Yesterday, Governor Jared Polis announced that a diverse partnership — including Colorado Parks and Wildlife, the City of Trinidad, The Trust for Public Land, The Nature Conservancy, and Great Outdoors Colorado — is working to make the 30-square-mile Fisher’s Peak ranch, located outside the city of Trinidad, Colorado’s next state park.
Spanning from the New Mexico border north along the east side of I-25 to the south side of Trinidad, the property's iconic peak and diverse landscape of grasslands, forests, rugged mountain and vast meadows are the first thing you see crossing over the state line into Colorado. “It's a true gem,” said Governor Polis.
Until park plans are put in place, the property will remain closed to the public. Project partners are planning guided trips and ways to gather input during the process before the state park is opened.According to the Denver Post article linked above, the governor said he would like to see the park open in the fall of 2020. Can the bureaucratic wheels turn that fast? Read the full news release from Governor Polis' office.
September 13, 2019
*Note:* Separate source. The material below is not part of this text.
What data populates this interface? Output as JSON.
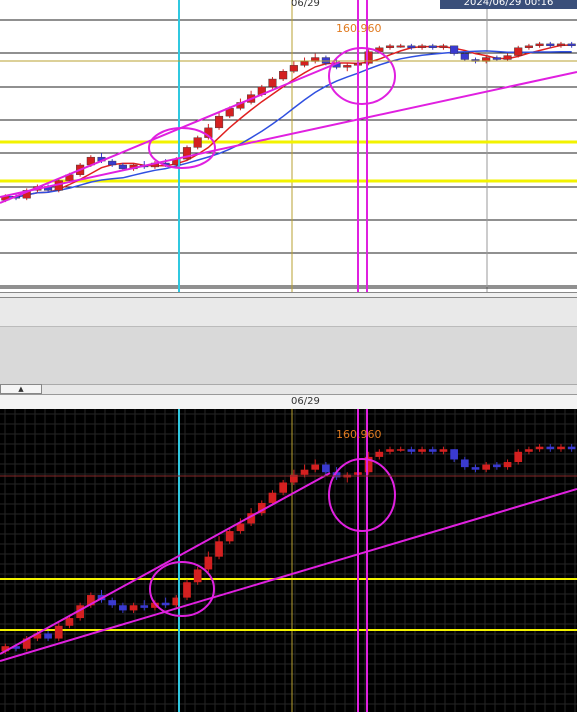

|If you see something, say something: Josh Brinkley and Daniel Lucero|
say they definitely "saw something." (Photo: Taos News)
The Santa Fe County residents had just come into Taos after several days in rugged terrain near Cerro de la Olla, also called Pot Mountain, northwest of town near Ute Mountain.
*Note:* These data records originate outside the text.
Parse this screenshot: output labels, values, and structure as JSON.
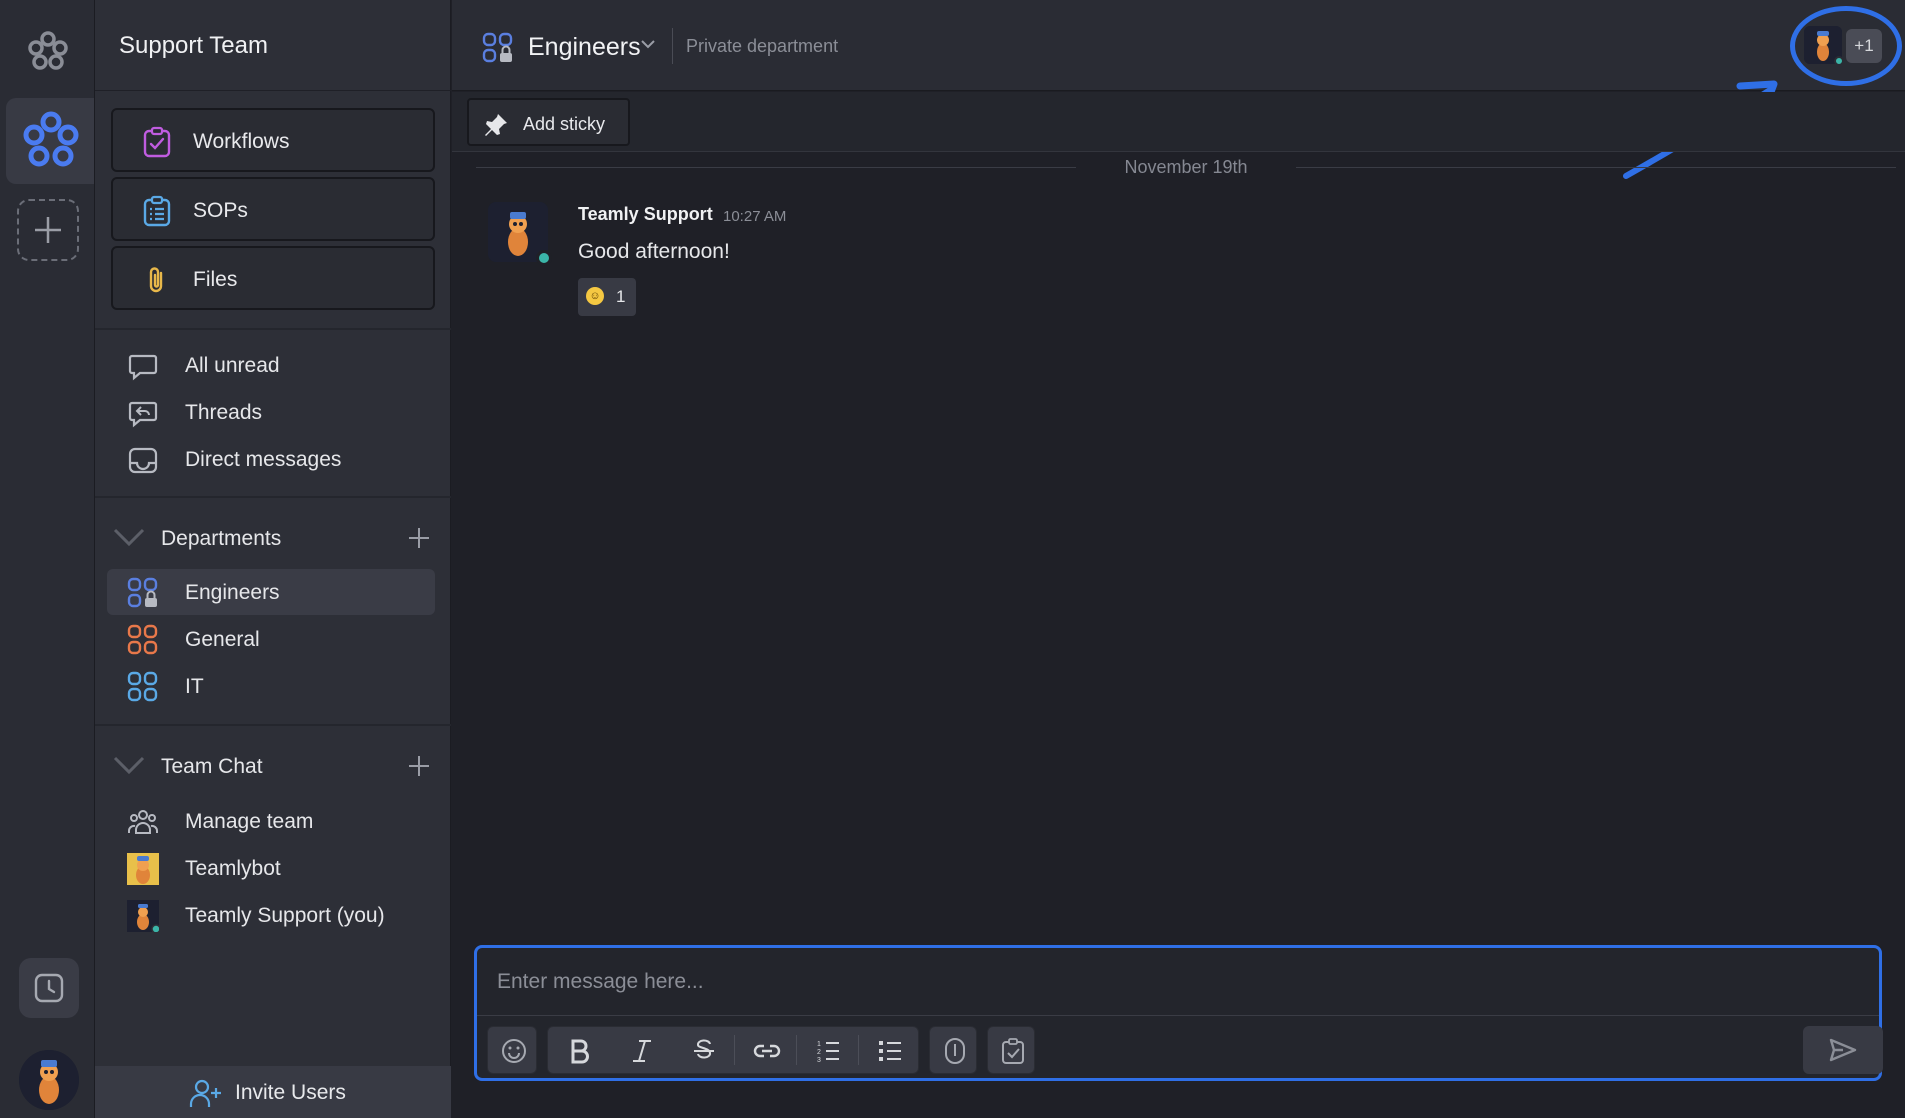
{
  "workspace": {
    "title": "Support Team"
  },
  "sidebar": {
    "cards": [
      {
        "label": "Workflows",
        "icon": "clipboard-check-icon"
      },
      {
        "label": "SOPs",
        "icon": "clipboard-list-icon"
      },
      {
        "label": "Files",
        "icon": "paperclip-icon"
      }
    ],
    "quick": [
      {
        "label": "All unread",
        "icon": "chat-bubble-icon"
      },
      {
        "label": "Threads",
        "icon": "thread-reply-icon"
      },
      {
        "label": "Direct messages",
        "icon": "inbox-icon"
      }
    ],
    "departments": {
      "label": "Departments",
      "items": [
        {
          "label": "Engineers",
          "icon": "private-department-icon",
          "active": true
        },
        {
          "label": "General",
          "icon": "department-icon"
        },
        {
          "label": "IT",
          "icon": "department-icon"
        }
      ]
    },
    "team_chat": {
      "label": "Team Chat",
      "items": [
        {
          "label": "Manage team",
          "icon": "team-icon"
        },
        {
          "label": "Teamlybot",
          "icon": "bot-avatar"
        },
        {
          "label": "Teamly Support (you)",
          "icon": "user-avatar"
        }
      ]
    },
    "invite_label": "Invite Users"
  },
  "channel": {
    "name": "Engineers",
    "subtitle": "Private department",
    "members_more": "+1"
  },
  "toolbar": {
    "add_sticky": "Add sticky"
  },
  "messages": {
    "date_divider": "November 19th",
    "items": [
      {
        "author": "Teamly Support",
        "time": "10:27 AM",
        "body": "Good afternoon!",
        "reaction_count": "1"
      }
    ]
  },
  "composer": {
    "placeholder": "Enter message here..."
  },
  "colors": {
    "accent": "#2f6fe6",
    "online": "#3bb5a8",
    "workflows_icon": "#c05ce0",
    "sops_icon": "#5aa9e6",
    "files_icon": "#e8b84a",
    "engineers_icon": "#5a7fe0",
    "general_icon": "#e8784a",
    "it_icon": "#5aa9e6"
  }
}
They went hunting for elk.It's when you are not looking for the Other Folk that you find them. Someone should tell that to all the Bigfoot hunters out there with their night-vision goggles. Like this: you hear the sounds, you "know" where they are coming from, you use night-vision equipment and then powerful white light and . . . not there.
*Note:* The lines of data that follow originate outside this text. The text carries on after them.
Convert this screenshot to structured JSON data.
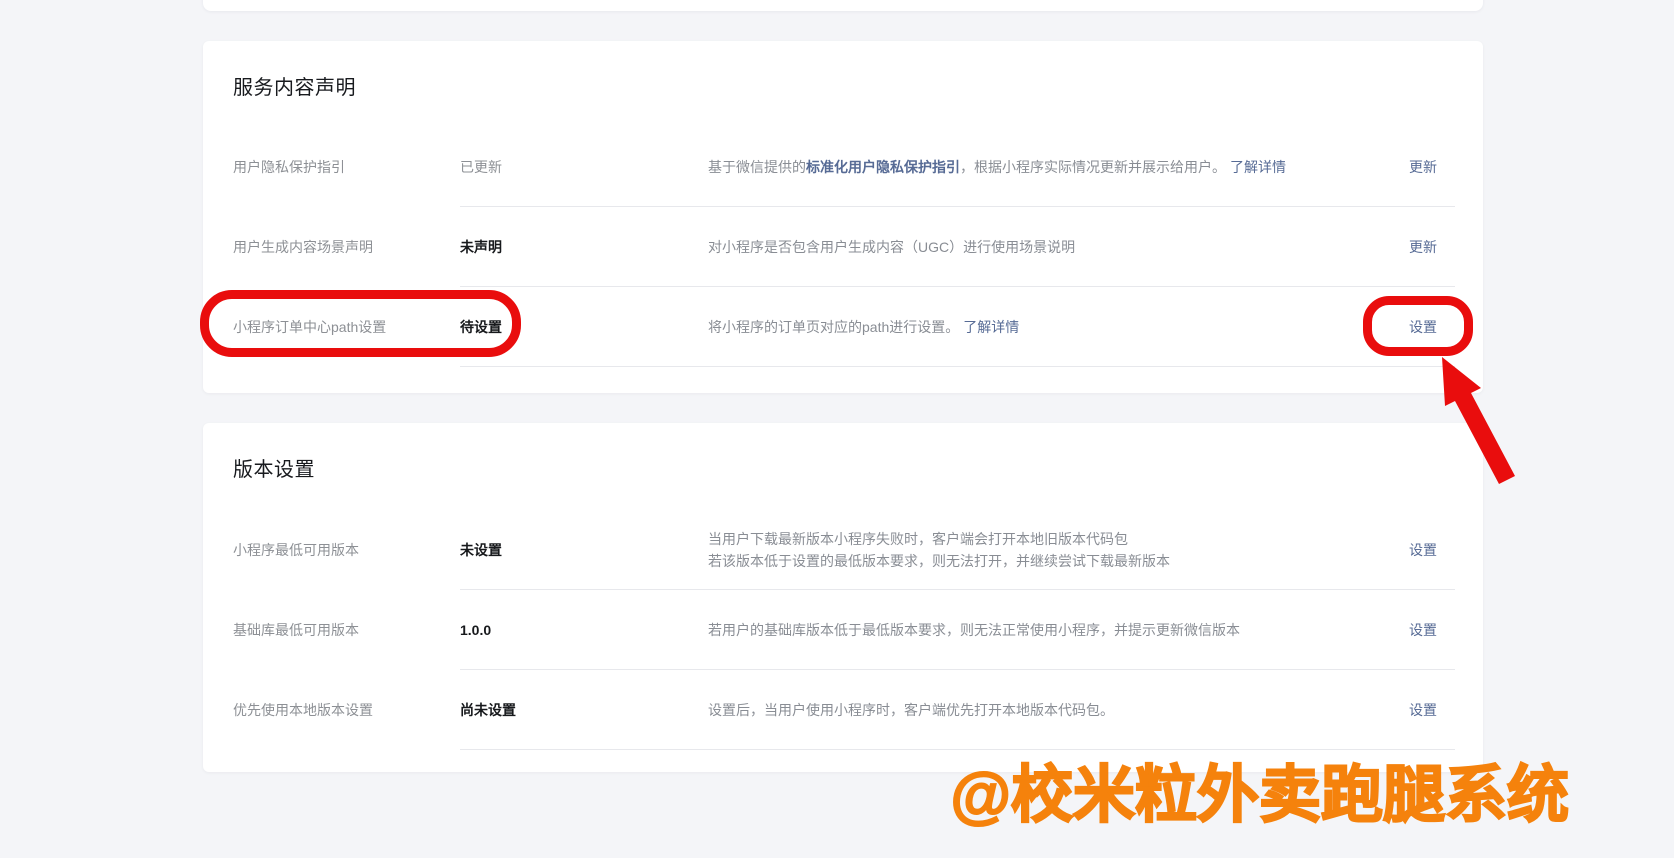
{
  "colors": {
    "page_bg": "#f4f5f8",
    "card_bg": "#ffffff",
    "link_blue": "#576b95",
    "annotation_red": "#e90d0d",
    "watermark_orange": "#f5820c",
    "text_strong": "#17191c",
    "text_muted": "#8d9095",
    "divider": "#e7e8ec"
  },
  "watermark": {
    "text": "@校米粒外卖跑腿系统"
  },
  "cards": [
    {
      "title": "服务内容声明",
      "rows": [
        {
          "label": "用户隐私保护指引",
          "status": "已更新",
          "desc_prefix": "基于微信提供的",
          "desc_link": "标准化用户隐私保护指引",
          "desc_suffix": "，根据小程序实际情况更新并展示给用户。",
          "desc_more": "了解详情",
          "action": "更新"
        },
        {
          "label": "用户生成内容场景声明",
          "status": "未声明",
          "desc": "对小程序是否包含用户生成内容（UGC）进行使用场景说明",
          "action": "更新"
        },
        {
          "label": "小程序订单中心path设置",
          "status": "待设置",
          "desc": "将小程序的订单页对应的path进行设置。",
          "desc_more": "了解详情",
          "action": "设置"
        }
      ]
    },
    {
      "title": "版本设置",
      "rows": [
        {
          "label": "小程序最低可用版本",
          "status": "未设置",
          "desc_lines": [
            "当用户下载最新版本小程序失败时，客户端会打开本地旧版本代码包",
            "若该版本低于设置的最低版本要求，则无法打开，并继续尝试下载最新版本"
          ],
          "action": "设置"
        },
        {
          "label": "基础库最低可用版本",
          "status": "1.0.0",
          "desc_lines": [
            "若用户的基础库版本低于最低版本要求，则无法正常使用小程序，并提示更新微信版本"
          ],
          "action": "设置"
        },
        {
          "label": "优先使用本地版本设置",
          "status": "尚未设置",
          "desc_lines": [
            "设置后，当用户使用小程序时，客户端优先打开本地版本代码包。"
          ],
          "action": "设置"
        }
      ]
    }
  ]
}
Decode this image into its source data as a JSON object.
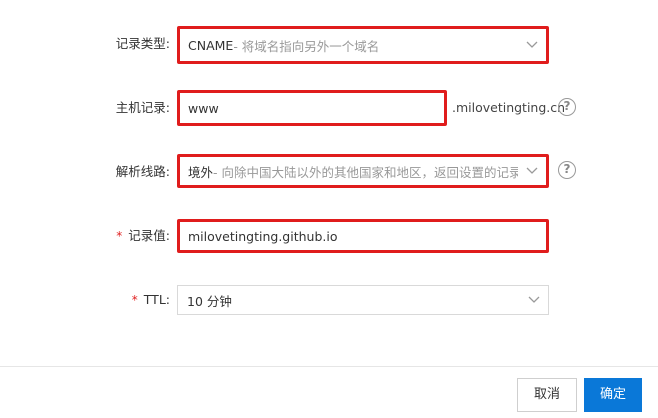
{
  "form": {
    "record_type": {
      "label": "记录类型:",
      "value": "CNAME",
      "hint": "- 将域名指向另外一个域名"
    },
    "host": {
      "label": "主机记录:",
      "value": "www",
      "suffix": ".milovetingting.cn"
    },
    "line": {
      "label": "解析线路:",
      "value": "境外",
      "hint": " - 向除中国大陆以外的其他国家和地区，返回设置的记录值"
    },
    "record_value": {
      "required": "*",
      "label": "记录值:",
      "value": "milovetingting.github.io"
    },
    "ttl": {
      "required": "*",
      "label": "TTL:",
      "value": "10 分钟"
    },
    "help_glyph": "?"
  },
  "footer": {
    "cancel_label": "取消",
    "ok_label": "确定"
  },
  "colors": {
    "highlight": "#e01c1c",
    "primary": "#0a78d8",
    "required": "#e02020"
  }
}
They encountered aliens or something else so strange they don’t know what to call it.
September 10, 2019
|Pholiota squarossa, shot with the Nikon Coolpix.|
But aside from a really artistic shot of aspen-bark graffiti, which would have appeared on this world-famous blog, I was not too brokenhearted. It had cost me only a little more than $20 on eBay.
Two years ago, I did a little smartphone-versus-pocket digital camera field test, "iPhone versus Pentax Point-and-Shoot," followed by a musing on cost-versus-speed of access, "The Smartphone vs. the Pocket Camera, Revisited."
Now I have a different iPhone (an SE, not the latest, but I like the pocket size) and a second little Nikon Coolpix off eBay, probably at least a decade old. The Nikon still wins for cost, spot-metering, and genuine optical zoom. The iPhone . . . well, Instagram.
Even that retro set-up is increasingly post-retro. The digital camera market — both high-end and low-end — is in free fall.
Camera sales are continuing to falling off a cliff. The latest data from the Camera & Imaging Products Association (CIPA) shows them in a swoon befitting a Bollywood roadside Romeo. All four big camera brands — Sony, Fuji, Canon, and Nikon — are reposting rapid declines. And it is not just the point and shoot cameras whose sales are collapsing. We also see sales of higher-end DSLR cameras stall. And — wait for it — even mirrorless cameras, which were supposed to be a panacea for all that ails the camera business, are heading south.Meanwhile, in the acoustic world, vinyl records may soon outsell CDs. So who knows what will happen next. (Vinyl represents 4 percent of all music sales, to put it in perspective.)